Top of Entries supplied

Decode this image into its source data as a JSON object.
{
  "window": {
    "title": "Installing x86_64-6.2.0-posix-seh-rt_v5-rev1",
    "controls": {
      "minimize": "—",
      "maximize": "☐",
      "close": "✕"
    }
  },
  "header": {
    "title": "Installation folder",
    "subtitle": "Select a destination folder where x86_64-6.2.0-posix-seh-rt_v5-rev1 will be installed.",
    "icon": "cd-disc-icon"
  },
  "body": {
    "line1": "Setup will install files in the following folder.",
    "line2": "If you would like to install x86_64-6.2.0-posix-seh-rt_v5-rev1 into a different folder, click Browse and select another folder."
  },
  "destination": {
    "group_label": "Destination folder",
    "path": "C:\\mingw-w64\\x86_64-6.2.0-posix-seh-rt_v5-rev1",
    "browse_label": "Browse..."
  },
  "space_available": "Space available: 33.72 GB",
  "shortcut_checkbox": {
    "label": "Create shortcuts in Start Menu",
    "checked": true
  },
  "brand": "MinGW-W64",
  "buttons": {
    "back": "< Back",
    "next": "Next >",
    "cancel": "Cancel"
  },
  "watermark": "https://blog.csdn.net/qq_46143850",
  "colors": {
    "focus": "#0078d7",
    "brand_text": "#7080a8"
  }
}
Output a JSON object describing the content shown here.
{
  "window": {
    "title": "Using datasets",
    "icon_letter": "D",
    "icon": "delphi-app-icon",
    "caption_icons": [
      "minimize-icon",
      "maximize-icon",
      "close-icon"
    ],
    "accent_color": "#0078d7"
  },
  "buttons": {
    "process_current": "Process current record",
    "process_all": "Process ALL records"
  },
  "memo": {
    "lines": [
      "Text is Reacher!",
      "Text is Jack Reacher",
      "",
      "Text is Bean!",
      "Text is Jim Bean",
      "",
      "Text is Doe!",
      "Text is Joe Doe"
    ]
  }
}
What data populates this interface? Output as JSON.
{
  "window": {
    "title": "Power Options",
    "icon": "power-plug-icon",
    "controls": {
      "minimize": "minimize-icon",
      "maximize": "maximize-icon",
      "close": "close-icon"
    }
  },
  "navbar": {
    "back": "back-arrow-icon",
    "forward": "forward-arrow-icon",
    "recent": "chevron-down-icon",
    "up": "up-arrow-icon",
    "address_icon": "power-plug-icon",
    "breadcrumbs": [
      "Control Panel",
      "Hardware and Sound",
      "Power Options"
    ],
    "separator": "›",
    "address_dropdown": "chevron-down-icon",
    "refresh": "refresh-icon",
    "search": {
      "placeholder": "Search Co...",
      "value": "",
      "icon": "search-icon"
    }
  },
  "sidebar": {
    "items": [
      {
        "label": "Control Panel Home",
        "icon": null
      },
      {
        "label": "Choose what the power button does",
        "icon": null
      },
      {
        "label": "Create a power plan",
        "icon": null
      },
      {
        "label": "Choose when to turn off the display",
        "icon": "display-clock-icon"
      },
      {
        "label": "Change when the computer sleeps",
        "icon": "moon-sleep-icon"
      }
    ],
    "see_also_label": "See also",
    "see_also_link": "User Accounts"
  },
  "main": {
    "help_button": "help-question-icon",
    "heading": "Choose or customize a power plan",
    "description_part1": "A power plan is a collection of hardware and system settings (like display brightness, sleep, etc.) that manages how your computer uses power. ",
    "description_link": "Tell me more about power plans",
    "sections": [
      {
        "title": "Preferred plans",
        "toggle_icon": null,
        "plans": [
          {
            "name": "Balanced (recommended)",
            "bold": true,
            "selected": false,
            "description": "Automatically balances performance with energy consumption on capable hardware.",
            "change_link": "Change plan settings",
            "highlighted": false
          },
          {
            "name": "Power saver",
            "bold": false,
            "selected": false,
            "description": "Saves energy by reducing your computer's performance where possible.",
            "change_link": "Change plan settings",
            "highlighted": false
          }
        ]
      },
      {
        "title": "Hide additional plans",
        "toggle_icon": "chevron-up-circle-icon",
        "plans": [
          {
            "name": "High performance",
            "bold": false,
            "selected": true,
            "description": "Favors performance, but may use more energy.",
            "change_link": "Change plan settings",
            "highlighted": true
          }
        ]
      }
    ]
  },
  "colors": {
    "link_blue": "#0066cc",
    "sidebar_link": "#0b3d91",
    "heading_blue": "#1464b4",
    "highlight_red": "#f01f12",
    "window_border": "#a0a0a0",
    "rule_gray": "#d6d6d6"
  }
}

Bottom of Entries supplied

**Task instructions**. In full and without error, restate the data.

**Answer area**.
Decode this image into its source data as a JSON object.
{
  "window": {
    "title": "Installing x86_64-6.2.0-posix-seh-rt_v5-rev1",
    "controls": {
      "minimize": "—",
      "maximize": "☐",
      "close": "✕"
    }
  },
  "header": {
    "title": "Installation folder",
    "subtitle": "Select a destination folder where x86_64-6.2.0-posix-seh-rt_v5-rev1 will be installed.",
    "icon": "cd-disc-icon"
  },
  "body": {
    "line1": "Setup will install files in the following folder.",
    "line2": "If you would like to install x86_64-6.2.0-posix-seh-rt_v5-rev1 into a different folder, click Browse and select another folder."
  },
  "destination": {
    "group_label": "Destination folder",
    "path": "C:\\mingw-w64\\x86_64-6.2.0-posix-seh-rt_v5-rev1",
    "browse_label": "Browse..."
  },
  "space_available": "Space available: 33.72 GB",
  "shortcut_checkbox": {
    "label": "Create shortcuts in Start Menu",
    "checked": true
  },
  "brand": "MinGW-W64",
  "buttons": {
    "back": "< Back",
    "next": "Next >",
    "cancel": "Cancel"
  },
  "watermark": "https://blog.csdn.net/qq_46143850",
  "colors": {
    "focus": "#0078d7",
    "brand_text": "#7080a8"
  }
}
Output a JSON object describing the content shown here.
{
  "window": {
    "title": "Using datasets",
    "icon_letter": "D",
    "icon": "delphi-app-icon",
    "caption_icons": [
      "minimize-icon",
      "maximize-icon",
      "close-icon"
    ],
    "accent_color": "#0078d7"
  },
  "buttons": {
    "process_current": "Process current record",
    "process_all": "Process ALL records"
  },
  "memo": {
    "lines": [
      "Text is Reacher!",
      "Text is Jack Reacher",
      "",
      "Text is Bean!",
      "Text is Jim Bean",
      "",
      "Text is Doe!",
      "Text is Joe Doe"
    ]
  }
}
What data populates this interface? Output as JSON.
{
  "window": {
    "title": "Power Options",
    "icon": "power-plug-icon",
    "controls": {
      "minimize": "minimize-icon",
      "maximize": "maximize-icon",
      "close": "close-icon"
    }
  },
  "navbar": {
    "back": "back-arrow-icon",
    "forward": "forward-arrow-icon",
    "recent": "chevron-down-icon",
    "up": "up-arrow-icon",
    "address_icon": "power-plug-icon",
    "breadcrumbs": [
      "Control Panel",
      "Hardware and Sound",
      "Power Options"
    ],
    "separator": "›",
    "address_dropdown": "chevron-down-icon",
    "refresh": "refresh-icon",
    "search": {
      "placeholder": "Search Co...",
      "value": "",
      "icon": "search-icon"
    }
  },
  "sidebar": {
    "items": [
      {
        "label": "Control Panel Home",
        "icon": null
      },
      {
        "label": "Choose what the power button does",
        "icon": null
      },
      {
        "label": "Create a power plan",
        "icon": null
      },
      {
        "label": "Choose when to turn off the display",
        "icon": "display-clock-icon"
      },
      {
        "label": "Change when the computer sleeps",
        "icon": "moon-sleep-icon"
      }
    ],
    "see_also_label": "See also",
    "see_also_link": "User Accounts"
  },
  "main": {
    "help_button": "help-question-icon",
    "heading": "Choose or customize a power plan",
    "description_part1": "A power plan is a collection of hardware and system settings (like display brightness, sleep, etc.) that manages how your computer uses power. ",
    "description_link": "Tell me more about power plans",
    "sections": [
      {
        "title": "Preferred plans",
        "toggle_icon": null,
        "plans": [
          {
            "name": "Balanced (recommended)",
            "bold": true,
            "selected": false,
            "description": "Automatically balances performance with energy consumption on capable hardware.",
            "change_link": "Change plan settings",
            "highlighted": false
          },
          {
            "name": "Power saver",
            "bold": false,
            "selected": false,
            "description": "Saves energy by reducing your computer's performance where possible.",
            "change_link": "Change plan settings",
            "highlighted": false
          }
        ]
      },
      {
        "title": "Hide additional plans",
        "toggle_icon": "chevron-up-circle-icon",
        "plans": [
          {
            "name": "High performance",
            "bold": false,
            "selected": true,
            "description": "Favors performance, but may use more energy.",
            "change_link": "Change plan settings",
            "highlighted": true
          }
        ]
      }
    ]
  },
  "colors": {
    "link_blue": "#0066cc",
    "sidebar_link": "#0b3d91",
    "heading_blue": "#1464b4",
    "highlight_red": "#f01f12",
    "window_border": "#a0a0a0",
    "rule_gray": "#d6d6d6"
  }
}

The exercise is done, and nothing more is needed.